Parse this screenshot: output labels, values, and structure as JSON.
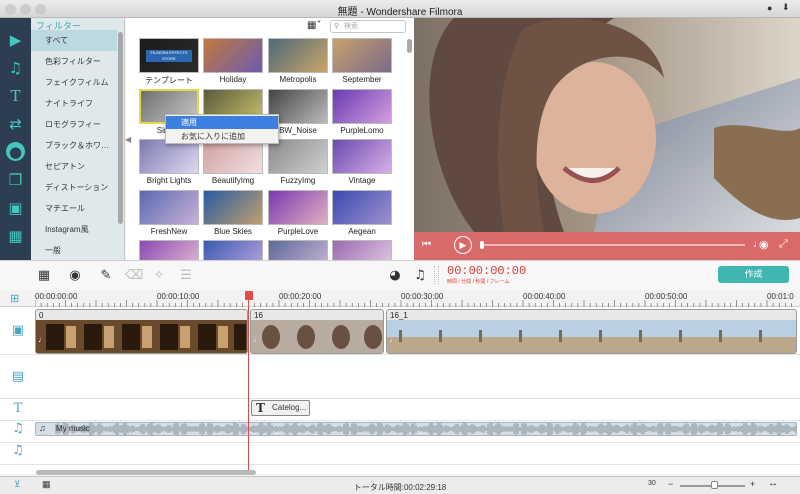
{
  "window": {
    "title": "無題 - Wondershare Filmora"
  },
  "filter_panel": {
    "header": "フィルター",
    "search_placeholder": "検索",
    "categories": [
      "すべて",
      "色彩フィルター",
      "フェイクフィルム",
      "ナイトライフ",
      "ロモグラフィー",
      "ブラック＆ホワ…",
      "セピアトン",
      "ディストーション",
      "マチエール",
      "Instagram風",
      "一般"
    ],
    "selected_category": "すべて",
    "filters": [
      {
        "label": "テンプレート",
        "c1": "#1b1b1b",
        "c2": "#2b2b2b"
      },
      {
        "label": "Holiday",
        "c1": "#c07a3c",
        "c2": "#6d5bb0"
      },
      {
        "label": "Metropolis",
        "c1": "#4e6a7a",
        "c2": "#c9a46a"
      },
      {
        "label": "September",
        "c1": "#c8a26a",
        "c2": "#7a6a8a"
      },
      {
        "label": "Simple",
        "c1": "#707070",
        "c2": "#c8c8c8"
      },
      {
        "label": "",
        "c1": "#5a5a3a",
        "c2": "#c8c070"
      },
      {
        "label": "BW_Noise",
        "c1": "#444",
        "c2": "#bbb"
      },
      {
        "label": "PurpleLomo",
        "c1": "#6a3ab0",
        "c2": "#d3a0e0"
      },
      {
        "label": "Bright Lights",
        "c1": "#7a7ab0",
        "c2": "#e0d8f0"
      },
      {
        "label": "BeautifyImg",
        "c1": "#d0a0a0",
        "c2": "#f0e0e0"
      },
      {
        "label": "FuzzyImg",
        "c1": "#8a8a8a",
        "c2": "#d0d0d0"
      },
      {
        "label": "Vintage",
        "c1": "#6a4ab0",
        "c2": "#d8b0e8"
      },
      {
        "label": "FreshNew",
        "c1": "#5a6ab0",
        "c2": "#c8b0d8"
      },
      {
        "label": "Blue Skies",
        "c1": "#2a5aa0",
        "c2": "#c0a070"
      },
      {
        "label": "PurpleLove",
        "c1": "#7a3ab0",
        "c2": "#e0b0c0"
      },
      {
        "label": "Aegean",
        "c1": "#3a4ab0",
        "c2": "#a090d0"
      },
      {
        "label": "",
        "c1": "#8a4ab0",
        "c2": "#e8c0d8"
      },
      {
        "label": "",
        "c1": "#3a5ab0",
        "c2": "#c0a8e0"
      },
      {
        "label": "",
        "c1": "#5a6a9a",
        "c2": "#d0b8d8"
      },
      {
        "label": "",
        "c1": "#9a6ab0",
        "c2": "#e8d0e8"
      }
    ],
    "template_badge": "FILMORA EFFECTS STORE"
  },
  "context_menu": {
    "items": [
      "適用",
      "お気に入りに追加"
    ]
  },
  "toolbar": {
    "timecode": "00:00:00:00",
    "timecode_labels": "時間 / 分間 / 秒間 / フレーム",
    "export_label": "作成"
  },
  "ruler": {
    "ticks": [
      "00:00:00:00",
      "00:00:10:00",
      "00:00:20:00",
      "00:00:30:00",
      "00:00:40:00",
      "00:00:50:00",
      "00:01:0"
    ]
  },
  "timeline": {
    "clips": [
      {
        "name": "0"
      },
      {
        "name": "16"
      },
      {
        "name": "16_1"
      }
    ],
    "title_clip": "Catelog...",
    "music_clip": "My music"
  },
  "status": {
    "total_time": "トータル時間:00:02:29:18",
    "fps": "30"
  }
}
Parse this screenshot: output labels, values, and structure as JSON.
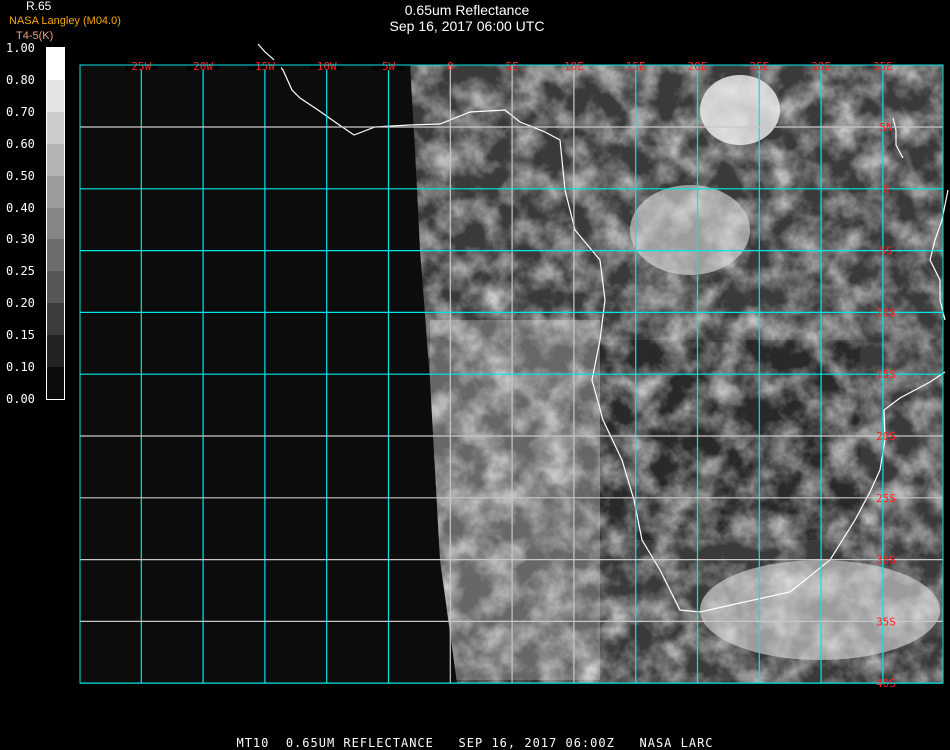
{
  "header": {
    "title": "0.65um Reflectance",
    "subtitle": "Sep 16, 2017 06:00 UTC",
    "organization": "NASA Langley (M04.0)",
    "product_label": "R.65",
    "units_label": "T4-5(K)"
  },
  "legend": {
    "ticks": [
      "1.00",
      "0.80",
      "0.70",
      "0.60",
      "0.50",
      "0.40",
      "0.30",
      "0.25",
      "0.20",
      "0.15",
      "0.10",
      "0.00"
    ],
    "colors": [
      "#ffffff",
      "#e4e4e4",
      "#cccccc",
      "#b3b3b3",
      "#9c9c9c",
      "#858585",
      "#6c6c6c",
      "#575757",
      "#3c3c3c",
      "#222222",
      "#0c0c0c"
    ]
  },
  "map": {
    "longitude_labels": [
      "25W",
      "20W",
      "15W",
      "10W",
      "5W",
      "0",
      "5E",
      "10E",
      "15E",
      "20E",
      "25E",
      "30E",
      "35E"
    ],
    "latitude_labels": [
      "5N",
      "0",
      "5S",
      "10S",
      "15S",
      "20S",
      "25S",
      "30S",
      "35S",
      "40S"
    ],
    "grid_color": "#00e8e8",
    "label_color": "#ff2020"
  },
  "footer": {
    "text": "MT10  0.65UM REFLECTANCE   SEP 16, 2017 06:00Z   NASA LARC"
  }
}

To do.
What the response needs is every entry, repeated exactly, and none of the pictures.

Solution for this task.
Parse this screenshot: output labels, values, and structure as JSON.
{
  "window": {
    "title": "無題 - Wondershare Filmora"
  },
  "filter_panel": {
    "header": "フィルター",
    "search_placeholder": "検索",
    "categories": [
      "すべて",
      "色彩フィルター",
      "フェイクフィルム",
      "ナイトライフ",
      "ロモグラフィー",
      "ブラック＆ホワ…",
      "セピアトン",
      "ディストーション",
      "マチエール",
      "Instagram風",
      "一般"
    ],
    "selected_category": "すべて",
    "filters": [
      {
        "label": "テンプレート",
        "c1": "#1b1b1b",
        "c2": "#2b2b2b"
      },
      {
        "label": "Holiday",
        "c1": "#c07a3c",
        "c2": "#6d5bb0"
      },
      {
        "label": "Metropolis",
        "c1": "#4e6a7a",
        "c2": "#c9a46a"
      },
      {
        "label": "September",
        "c1": "#c8a26a",
        "c2": "#7a6a8a"
      },
      {
        "label": "Simple",
        "c1": "#707070",
        "c2": "#c8c8c8"
      },
      {
        "label": "",
        "c1": "#5a5a3a",
        "c2": "#c8c070"
      },
      {
        "label": "BW_Noise",
        "c1": "#444",
        "c2": "#bbb"
      },
      {
        "label": "PurpleLomo",
        "c1": "#6a3ab0",
        "c2": "#d3a0e0"
      },
      {
        "label": "Bright Lights",
        "c1": "#7a7ab0",
        "c2": "#e0d8f0"
      },
      {
        "label": "BeautifyImg",
        "c1": "#d0a0a0",
        "c2": "#f0e0e0"
      },
      {
        "label": "FuzzyImg",
        "c1": "#8a8a8a",
        "c2": "#d0d0d0"
      },
      {
        "label": "Vintage",
        "c1": "#6a4ab0",
        "c2": "#d8b0e8"
      },
      {
        "label": "FreshNew",
        "c1": "#5a6ab0",
        "c2": "#c8b0d8"
      },
      {
        "label": "Blue Skies",
        "c1": "#2a5aa0",
        "c2": "#c0a070"
      },
      {
        "label": "PurpleLove",
        "c1": "#7a3ab0",
        "c2": "#e0b0c0"
      },
      {
        "label": "Aegean",
        "c1": "#3a4ab0",
        "c2": "#a090d0"
      },
      {
        "label": "",
        "c1": "#8a4ab0",
        "c2": "#e8c0d8"
      },
      {
        "label": "",
        "c1": "#3a5ab0",
        "c2": "#c0a8e0"
      },
      {
        "label": "",
        "c1": "#5a6a9a",
        "c2": "#d0b8d8"
      },
      {
        "label": "",
        "c1": "#9a6ab0",
        "c2": "#e8d0e8"
      }
    ],
    "template_badge": "FILMORA EFFECTS STORE"
  },
  "context_menu": {
    "items": [
      "適用",
      "お気に入りに追加"
    ]
  },
  "toolbar": {
    "timecode": "00:00:00:00",
    "timecode_labels": "時間 / 分間 / 秒間 / フレーム",
    "export_label": "作成"
  },
  "ruler": {
    "ticks": [
      "00:00:00:00",
      "00:00:10:00",
      "00:00:20:00",
      "00:00:30:00",
      "00:00:40:00",
      "00:00:50:00",
      "00:01:0"
    ]
  },
  "timeline": {
    "clips": [
      {
        "name": "0"
      },
      {
        "name": "16"
      },
      {
        "name": "16_1"
      }
    ],
    "title_clip": "Catelog...",
    "music_clip": "My music"
  },
  "status": {
    "total_time": "トータル時間:00:02:29:18",
    "fps": "30"
  }
}
Parse this screenshot: output labels, values, and structure as JSON.
{
  "header": {
    "title": "0.65um Reflectance",
    "subtitle": "Sep 16, 2017 06:00 UTC",
    "organization": "NASA Langley (M04.0)",
    "product_label": "R.65",
    "units_label": "T4-5(K)"
  },
  "legend": {
    "ticks": [
      "1.00",
      "0.80",
      "0.70",
      "0.60",
      "0.50",
      "0.40",
      "0.30",
      "0.25",
      "0.20",
      "0.15",
      "0.10",
      "0.00"
    ],
    "colors": [
      "#ffffff",
      "#e4e4e4",
      "#cccccc",
      "#b3b3b3",
      "#9c9c9c",
      "#858585",
      "#6c6c6c",
      "#575757",
      "#3c3c3c",
      "#222222",
      "#0c0c0c"
    ]
  },
  "map": {
    "longitude_labels": [
      "25W",
      "20W",
      "15W",
      "10W",
      "5W",
      "0",
      "5E",
      "10E",
      "15E",
      "20E",
      "25E",
      "30E",
      "35E"
    ],
    "latitude_labels": [
      "5N",
      "0",
      "5S",
      "10S",
      "15S",
      "20S",
      "25S",
      "30S",
      "35S",
      "40S"
    ],
    "grid_color": "#00e8e8",
    "label_color": "#ff2020"
  },
  "footer": {
    "text": "MT10  0.65UM REFLECTANCE   SEP 16, 2017 06:00Z   NASA LARC"
  }
}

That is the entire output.